» **EXERCISE**
Count every line of the data that includes "username". State only the number.

[App and web page records]
════
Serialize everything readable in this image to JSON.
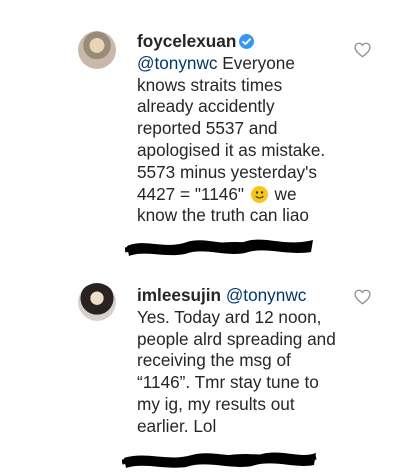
{
  "comments": [
    {
      "username": "foycelexuan",
      "verified": true,
      "mention": "@tonynwc",
      "text_before_emoji": " Everyone knows straits times already accidently reported 5537 and apologised it as mistake. 5573 minus yesterday's 4427 = \"1146\" ",
      "emoji": "slightly-smiling-face",
      "text_after_emoji": " we know the truth can liao"
    },
    {
      "username": "imleesujin",
      "verified": false,
      "mention": "@tonynwc",
      "text": " Yes. Today ard 12 noon, people alrd spreading and receiving the msg of “1146”. Tmr stay tune to my ig, my results out earlier. Lol"
    }
  ],
  "colors": {
    "text": "#262626",
    "mention": "#00376b",
    "verified_badge": "#3897f0",
    "redaction": "#000000"
  }
}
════
» **EXERCISE SOLUTION**
2